Hopefully I will have a little bit of Risotto and Chianti left over for a tasting note tomorrow.
Most of the time we use the Jamie Oliver recipe and subsitute the butter for olive oil.
25 g dried porcini mushrooms
200g Arborio rice
1 garlic clove, finely chopped
half an onion, finely chopped
4 tbsp white wine
1 pint chicken stock
30g freshly grated parmesan cheese
2-3 knobs of butter
salt and black pepper
1.Soak the mushrooms in warm water for 30 minutes, drain and squeeze out any excess water. Reserve the drained water.
2.Heat the chicken stock in a pan to a very gentle simmer.
3.Heat the olive oil in a large pan. Fry the garlic and onion over a medium heat for 2-3 minutes.
4.Add the rice and coat with the olive oil, garlic and onion mix. Cook for 2 minutes.
5.Add the white wine and cook until the liquid is absorbed. Once absorbed, add a ladle of the simmering stock and cook until absorbed. Continue until all of the stock is absorbed.
6.Cook until the rice is just under âal denteâ, and then add a ladle of the reserved mushroom water, along with the porcini mushrooms, the knobs of butter and half of the parmesan cheese.
7.Cook until the liquid is absorbed and the risotto is cooked âal denteâ. Season with salt and pepper.
8.Serve with a sprinkle of parmesan.

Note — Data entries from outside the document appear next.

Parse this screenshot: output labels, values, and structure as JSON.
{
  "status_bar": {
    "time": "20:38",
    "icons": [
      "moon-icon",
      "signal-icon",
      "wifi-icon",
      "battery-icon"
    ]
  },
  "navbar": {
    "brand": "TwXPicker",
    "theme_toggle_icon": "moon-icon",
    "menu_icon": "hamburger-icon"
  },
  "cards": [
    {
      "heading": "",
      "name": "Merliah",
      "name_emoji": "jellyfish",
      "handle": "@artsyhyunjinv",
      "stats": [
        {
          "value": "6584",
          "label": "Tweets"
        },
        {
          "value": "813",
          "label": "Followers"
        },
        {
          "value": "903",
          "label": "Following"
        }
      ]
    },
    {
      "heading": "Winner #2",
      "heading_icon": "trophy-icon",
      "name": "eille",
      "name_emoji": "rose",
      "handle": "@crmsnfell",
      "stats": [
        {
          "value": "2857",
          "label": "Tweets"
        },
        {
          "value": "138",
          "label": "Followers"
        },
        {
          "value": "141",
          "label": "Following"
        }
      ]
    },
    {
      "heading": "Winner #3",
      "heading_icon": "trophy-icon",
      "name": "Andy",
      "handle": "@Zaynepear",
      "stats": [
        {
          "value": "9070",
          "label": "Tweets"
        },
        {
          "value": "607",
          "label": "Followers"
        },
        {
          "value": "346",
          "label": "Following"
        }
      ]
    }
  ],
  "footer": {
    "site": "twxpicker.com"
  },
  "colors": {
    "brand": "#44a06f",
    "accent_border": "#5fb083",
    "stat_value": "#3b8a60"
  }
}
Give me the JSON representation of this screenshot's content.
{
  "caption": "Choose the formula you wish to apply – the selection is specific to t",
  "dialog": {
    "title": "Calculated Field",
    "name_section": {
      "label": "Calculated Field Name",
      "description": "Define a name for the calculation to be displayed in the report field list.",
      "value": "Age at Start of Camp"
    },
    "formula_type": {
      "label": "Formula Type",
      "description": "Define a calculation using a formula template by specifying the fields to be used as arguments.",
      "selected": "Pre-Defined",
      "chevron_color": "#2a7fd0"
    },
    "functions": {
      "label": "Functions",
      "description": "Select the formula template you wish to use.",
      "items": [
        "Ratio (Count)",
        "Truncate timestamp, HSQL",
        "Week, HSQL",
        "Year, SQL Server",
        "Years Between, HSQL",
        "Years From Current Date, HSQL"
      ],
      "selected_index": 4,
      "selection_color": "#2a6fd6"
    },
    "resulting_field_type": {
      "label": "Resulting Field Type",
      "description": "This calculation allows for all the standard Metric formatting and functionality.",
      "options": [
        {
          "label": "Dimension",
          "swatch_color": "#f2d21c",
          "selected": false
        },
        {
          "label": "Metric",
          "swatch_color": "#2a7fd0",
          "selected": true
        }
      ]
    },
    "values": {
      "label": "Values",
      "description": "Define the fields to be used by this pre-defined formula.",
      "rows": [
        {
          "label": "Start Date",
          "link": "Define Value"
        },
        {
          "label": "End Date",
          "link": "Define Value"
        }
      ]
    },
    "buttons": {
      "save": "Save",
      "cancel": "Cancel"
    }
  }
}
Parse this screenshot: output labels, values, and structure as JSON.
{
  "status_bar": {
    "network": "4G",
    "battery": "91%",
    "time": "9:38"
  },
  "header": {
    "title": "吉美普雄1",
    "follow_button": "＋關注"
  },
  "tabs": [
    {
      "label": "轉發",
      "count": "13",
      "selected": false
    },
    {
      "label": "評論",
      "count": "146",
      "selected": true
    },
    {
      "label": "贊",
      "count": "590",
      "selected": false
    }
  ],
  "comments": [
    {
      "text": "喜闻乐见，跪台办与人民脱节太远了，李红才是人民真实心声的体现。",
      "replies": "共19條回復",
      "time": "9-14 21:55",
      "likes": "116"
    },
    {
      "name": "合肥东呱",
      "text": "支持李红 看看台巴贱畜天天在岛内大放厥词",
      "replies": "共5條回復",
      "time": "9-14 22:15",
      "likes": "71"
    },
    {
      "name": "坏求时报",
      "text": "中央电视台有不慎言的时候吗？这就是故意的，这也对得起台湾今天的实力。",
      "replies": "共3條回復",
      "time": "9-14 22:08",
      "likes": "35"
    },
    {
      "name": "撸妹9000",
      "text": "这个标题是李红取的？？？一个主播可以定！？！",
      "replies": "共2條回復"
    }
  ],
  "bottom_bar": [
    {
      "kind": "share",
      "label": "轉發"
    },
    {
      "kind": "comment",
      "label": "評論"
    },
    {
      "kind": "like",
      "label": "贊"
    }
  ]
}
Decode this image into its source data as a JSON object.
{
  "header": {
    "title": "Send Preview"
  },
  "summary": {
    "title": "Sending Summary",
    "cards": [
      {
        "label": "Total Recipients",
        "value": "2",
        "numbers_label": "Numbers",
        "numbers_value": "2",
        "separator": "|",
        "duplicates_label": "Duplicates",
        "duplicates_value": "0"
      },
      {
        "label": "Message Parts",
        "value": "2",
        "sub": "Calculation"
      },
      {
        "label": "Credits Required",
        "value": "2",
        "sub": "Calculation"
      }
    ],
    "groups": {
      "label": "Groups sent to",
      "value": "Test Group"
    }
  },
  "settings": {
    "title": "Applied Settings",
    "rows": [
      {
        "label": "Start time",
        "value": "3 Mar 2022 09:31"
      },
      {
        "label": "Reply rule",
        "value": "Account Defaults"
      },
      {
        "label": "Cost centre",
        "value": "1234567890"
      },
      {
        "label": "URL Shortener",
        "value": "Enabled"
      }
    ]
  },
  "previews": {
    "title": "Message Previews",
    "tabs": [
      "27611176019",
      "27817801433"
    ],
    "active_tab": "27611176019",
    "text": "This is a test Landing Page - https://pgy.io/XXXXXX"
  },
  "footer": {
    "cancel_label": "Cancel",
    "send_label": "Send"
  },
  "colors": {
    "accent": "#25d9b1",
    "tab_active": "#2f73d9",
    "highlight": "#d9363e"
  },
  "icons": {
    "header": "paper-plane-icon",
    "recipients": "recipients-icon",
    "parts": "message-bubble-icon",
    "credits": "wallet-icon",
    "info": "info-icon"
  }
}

Unfortunately we live in an a area which is well short of good restaurants and take away places, hopefully they may change in the future. However, in the last few months a fantastic pizza restaurant called Pizza Religion (www.pizzareligion.com.au) has opened it’s doors not too far away from our house. Since opening, it has been packed with good reason.
These Pizza’s are the real deal and whilst not exactly the same as the Pizza’s you get in Italia, they are not lacking in quality and are a great take on high quality Pizza. You know the drill, thin base, quality ingredients and sensational flavours.
We washed these down with a fantastic bottle of Castello Monsanto Chianti Classico 2006. This wine was a brute when it was young, but is now finally mellowing to be a beautiful wine.
Anthony D'Anna: Italian wine importer and merchant in Australia